Books Editor

Hello! I am trying not to be distracted at my desk by these amazing ruins discovered in Guatemala or this crazy story in The Atavist about American retirees in Mexico, which I will have finally have a chance to read after I finish writing this. So: welcome to this week’s books newsletter from the LA Times. I’m Books editor Carolyn Kellogg.


What is the future of books? Agatha French wants to know, and she went to an atypical source — an in-house psychic at Mystic Journey Bookstore. The successful spiritual book and gift shop, in Venice, launched during the 2008 recession — under surprisingly auspicious circumstances. Read more here.

Mystic Journey Bookstore
(Ricardo DeAratanha / Los Angeles Times )


After Francisco Cantú left his job in the U.S. Border Patrol in 2012, he went to graduate school. His memoir “The Line Becomes a River” is an impressionistic, literary recollection of the experience, where he observed, writes reviewer Mark Athitakis, “how quickly the border strips migrants of their identity and how that loss of identity has toxic consequences.” Read the review.
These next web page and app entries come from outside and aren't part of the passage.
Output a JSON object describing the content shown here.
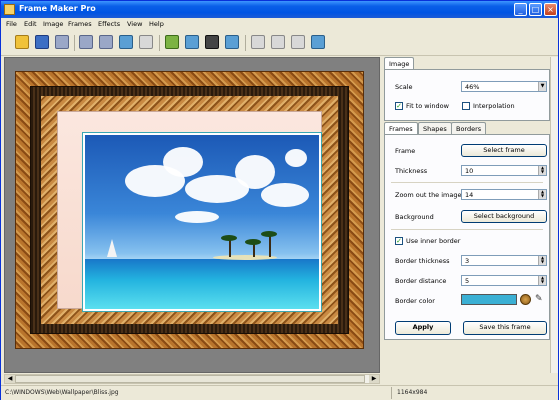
{
  "window": {
    "title": "Frame Maker Pro"
  },
  "menu": [
    "File",
    "Edit",
    "Image",
    "Frames",
    "Effects",
    "View",
    "Help"
  ],
  "image_tab": {
    "tab_label": "Image",
    "scale_label": "Scale",
    "scale_value": "46%",
    "fit_to_window": "Fit to window",
    "interpolation": "Interpolation"
  },
  "frames_tabs": [
    "Frames",
    "Shapes",
    "Borders"
  ],
  "frames": {
    "frame_label": "Frame",
    "select_frame": "Select frame",
    "thickness_label": "Thickness",
    "thickness_value": "10",
    "zoom_label": "Zoom out the image",
    "zoom_value": "14",
    "background_label": "Background",
    "select_background": "Select background",
    "use_inner_border": "Use inner border",
    "border_thickness_label": "Border thickness",
    "border_thickness_value": "3",
    "border_distance_label": "Border distance",
    "border_distance_value": "5",
    "border_color_label": "Border color",
    "border_color": "#3bb0d4"
  },
  "buttons": {
    "apply": "Apply",
    "save_frame": "Save this frame"
  },
  "status": {
    "path": "C:\\WINDOWS\\Web\\Wallpaper\\Bliss.jpg",
    "size": "1164x984"
  }
}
Other U.S. Border Patrol agents at the Rio Grande in 2014.
(John Moore / Getty Images )


For her new memoir “I’ve Got This Round,” cocktail-happy YouTube star Mamrie Hart recruited her best friends to join her on crazy adventures. She tells Vera Castaneda all about it.


After having a delightful tea with William Gibson, Nick Harkaway plunged headfirst into writing his massive, complex new novel, “Gnomon.” Jennifer Vineyard talks to the cult favorite about the book.
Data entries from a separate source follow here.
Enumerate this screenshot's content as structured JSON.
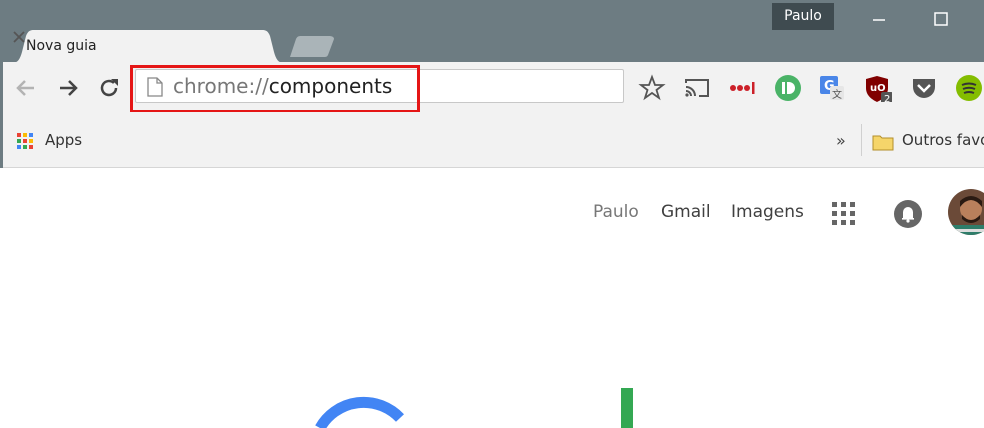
{
  "window": {
    "profile_name": "Paulo",
    "titlebar_color": "#6d7c82"
  },
  "tab": {
    "title": "Nova guia"
  },
  "omnibox": {
    "scheme": "chrome://",
    "path": "components",
    "highlight_color": "#e51616"
  },
  "bookmarks": {
    "apps_label": "Apps",
    "more_label": "»",
    "other_label": "Outros favo"
  },
  "extensions": [
    "cast-icon",
    "lastpass-icon",
    "pushbullet-icon",
    "google-translate-icon",
    "ublock-origin-icon",
    "pocket-icon",
    "spotify-icon"
  ],
  "ublock_badge": "2",
  "google": {
    "user_link": "Paulo",
    "gmail_link": "Gmail",
    "images_link": "Imagens"
  }
}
The Oxford English Dictionary has added the word “hangry” and “snowflake”; Michael Schaub “mansplains.”

On Tuesday, Rose McGowan’s book “Brave” was published. Amy Kaufman had an early look and writes, “‘Brave’ is in part an exploration and explanation of the rage constantly leaking out of McGowan’s pores. But her aim is not to engender sympathy — rather it’s to encourage those feeling disempowered to channel some of her plentiful anger.”
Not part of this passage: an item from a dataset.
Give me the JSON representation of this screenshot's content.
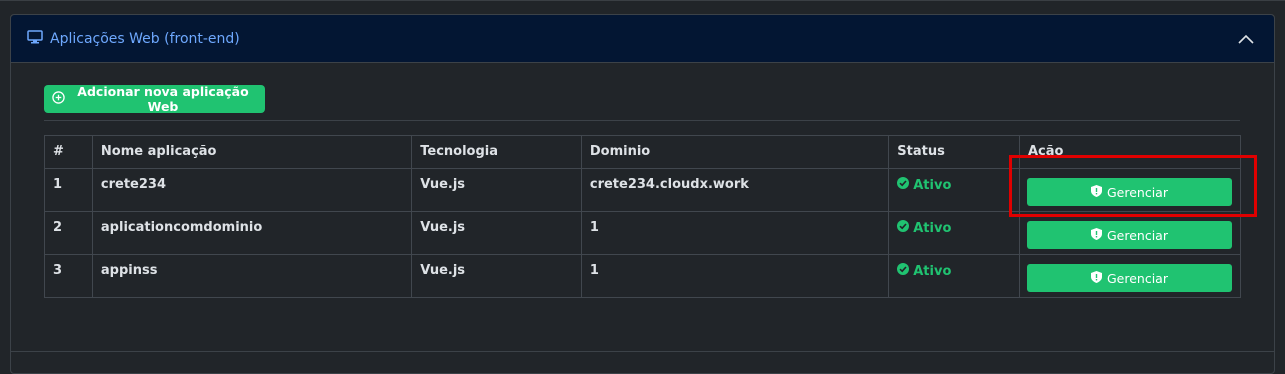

Rose McGowan raises her fist as she speaks during The Women's Convention at Cobo Center in downtown Detroit, Friday, Oct. 27, 2017. (Junfu Han/Detroit Free Press/TNS via Getty Images)
(Detroit Free Press / TNS via Getty Images )


The No. 1 L.A. Times bestseller in fiction is the novel “The Woman in the Window” by A.J. Finn. It’s the thriller’s third week on the list and its first in the top spot.

For the third week in a row, No. 1 L.A. Times bestseller in nonfiction is “Fire and Fury: Inside the Trump White House” by Michael Wolff. The controversial tale is the most talked-about book of 2018.

See all the books on our bestseller lists here.



The L.A. Times book blog Jacket Copy predates my time here, but I came on board, initially, to fill it full of book news and commentary. My first post on it was 10 years ago this month, and now we’re closing its doors. That’s because, thanks to our site redesign, news and commentary can simply live in Books. Read about the change here.

Caravan Books in downtown Los Angeles will be closing after 64 years. Tom Curwen checks in with owner Leonard Bernstein who says, “It’s time.”

At Caravan books
(Don Bartletti / Los Angeles Times )